BEGIN RECORD EXTRACTS

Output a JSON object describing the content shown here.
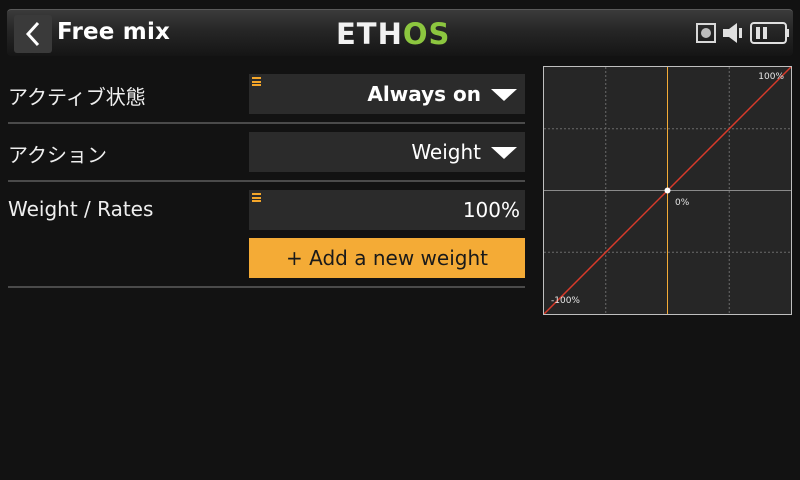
{
  "header": {
    "title": "Free mix",
    "logo_main": "ETH",
    "logo_accent": "OS",
    "icons": [
      "back-chevron-icon",
      "sd-card-icon",
      "speaker-icon",
      "battery-icon"
    ]
  },
  "rows": [
    {
      "label": "アクティブ状態",
      "value": "Always on",
      "has_menu": true,
      "has_dropdown": true
    },
    {
      "label": "アクション",
      "value": "Weight",
      "has_menu": false,
      "has_dropdown": true
    },
    {
      "label": "Weight / Rates",
      "value": "100%",
      "has_menu": true,
      "has_dropdown": false
    }
  ],
  "add_weight_button": "+ Add a new weight",
  "graph": {
    "label_top_right": "100%",
    "label_center": "0%",
    "label_bottom_left": "-100%",
    "curve": [
      [
        -100,
        -100
      ],
      [
        100,
        100
      ]
    ],
    "center_point": [
      0,
      0
    ],
    "curve_color": "#d83a2a",
    "cursor_color": "#f4ab36"
  },
  "colors": {
    "accent": "#f4ab36",
    "logo_green": "#8cc63f",
    "background": "#121212",
    "field_bg": "#2b2b2b"
  }
}
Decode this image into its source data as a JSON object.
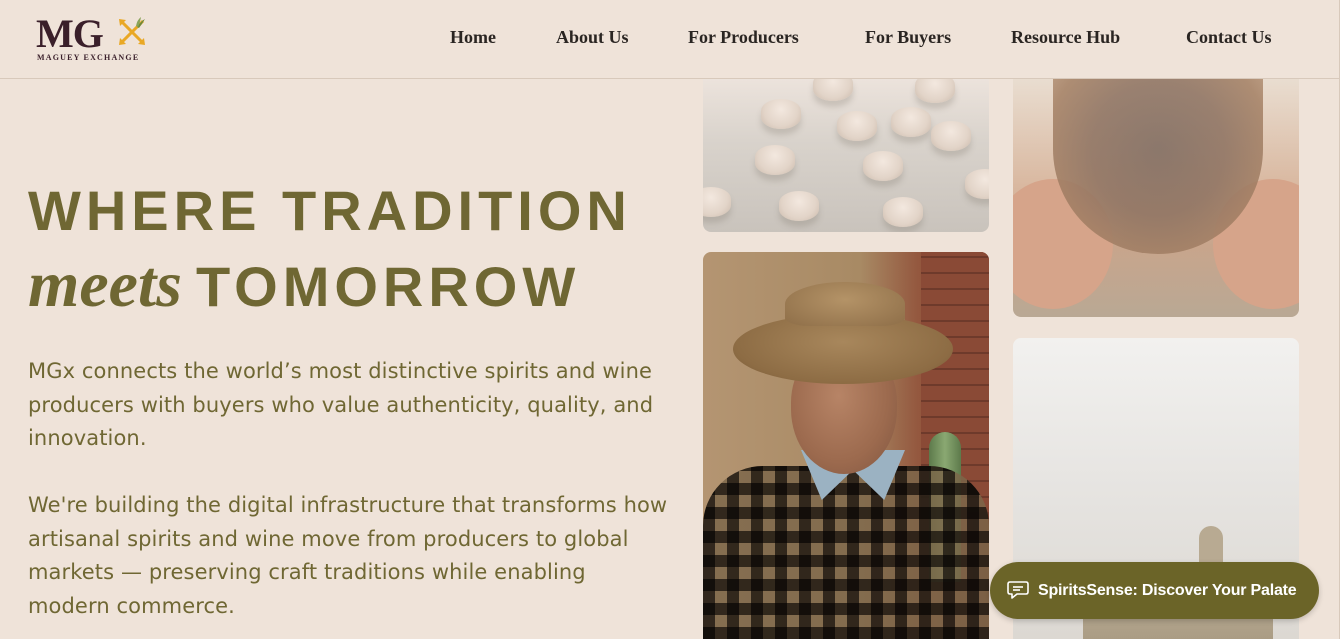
{
  "logo": {
    "mark": "MG",
    "subtitle": "MAGUEY EXCHANGE",
    "accent_color": "#e9a825"
  },
  "nav": {
    "items": [
      {
        "label": "Home"
      },
      {
        "label": "About Us"
      },
      {
        "label": "For Producers"
      },
      {
        "label": "For Buyers"
      },
      {
        "label": "Resource Hub"
      },
      {
        "label": "Contact Us"
      }
    ]
  },
  "hero": {
    "title_line1": "WHERE TRADITION",
    "title_italic": "meets",
    "title_word": "TOMORROW",
    "paragraph1": "MGx connects the world’s most distinctive spirits and wine producers with buyers who value authenticity, quality, and innovation.",
    "paragraph2": "We're building the digital infrastructure that transforms how artisanal spirits and wine move from producers to global markets — preserving craft traditions while enabling modern commerce."
  },
  "gallery": {
    "tiles": [
      {
        "name": "bottles-photo"
      },
      {
        "name": "bowl-photo"
      },
      {
        "name": "farmer-photo"
      },
      {
        "name": "church-photo"
      }
    ]
  },
  "chat": {
    "label": "SpiritsSense: Discover Your Palate",
    "icon": "chat-bubble-icon",
    "bg_color": "#6b6428"
  },
  "colors": {
    "background": "#efe3d9",
    "heading": "#6f6733",
    "nav_text": "#2a2522",
    "logo_text": "#3a1f2a"
  }
}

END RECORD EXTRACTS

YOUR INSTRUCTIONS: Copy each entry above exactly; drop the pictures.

WRITTEN RESPONSE:
Output a JSON object describing the content shown here.
{
  "header": {
    "title": "Free mix",
    "logo_main": "ETH",
    "logo_accent": "OS",
    "icons": [
      "back-chevron-icon",
      "sd-card-icon",
      "speaker-icon",
      "battery-icon"
    ]
  },
  "rows": [
    {
      "label": "アクティブ状態",
      "value": "Always on",
      "has_menu": true,
      "has_dropdown": true
    },
    {
      "label": "アクション",
      "value": "Weight",
      "has_menu": false,
      "has_dropdown": true
    },
    {
      "label": "Weight / Rates",
      "value": "100%",
      "has_menu": true,
      "has_dropdown": false
    }
  ],
  "add_weight_button": "+ Add a new weight",
  "graph": {
    "label_top_right": "100%",
    "label_center": "0%",
    "label_bottom_left": "-100%",
    "curve": [
      [
        -100,
        -100
      ],
      [
        100,
        100
      ]
    ],
    "center_point": [
      0,
      0
    ],
    "curve_color": "#d83a2a",
    "cursor_color": "#f4ab36"
  },
  "colors": {
    "accent": "#f4ab36",
    "logo_green": "#8cc63f",
    "background": "#121212",
    "field_bg": "#2b2b2b"
  }
}
Decode this image into its source data as a JSON object.
{
  "logo": {
    "mark": "MG",
    "subtitle": "MAGUEY EXCHANGE",
    "accent_color": "#e9a825"
  },
  "nav": {
    "items": [
      {
        "label": "Home"
      },
      {
        "label": "About Us"
      },
      {
        "label": "For Producers"
      },
      {
        "label": "For Buyers"
      },
      {
        "label": "Resource Hub"
      },
      {
        "label": "Contact Us"
      }
    ]
  },
  "hero": {
    "title_line1": "WHERE TRADITION",
    "title_italic": "meets",
    "title_word": "TOMORROW",
    "paragraph1": "MGx connects the world’s most distinctive spirits and wine producers with buyers who value authenticity, quality, and innovation.",
    "paragraph2": "We're building the digital infrastructure that transforms how artisanal spirits and wine move from producers to global markets — preserving craft traditions while enabling modern commerce."
  },
  "gallery": {
    "tiles": [
      {
        "name": "bottles-photo"
      },
      {
        "name": "bowl-photo"
      },
      {
        "name": "farmer-photo"
      },
      {
        "name": "church-photo"
      }
    ]
  },
  "chat": {
    "label": "SpiritsSense: Discover Your Palate",
    "icon": "chat-bubble-icon",
    "bg_color": "#6b6428"
  },
  "colors": {
    "background": "#efe3d9",
    "heading": "#6f6733",
    "nav_text": "#2a2522",
    "logo_text": "#3a1f2a"
  }
}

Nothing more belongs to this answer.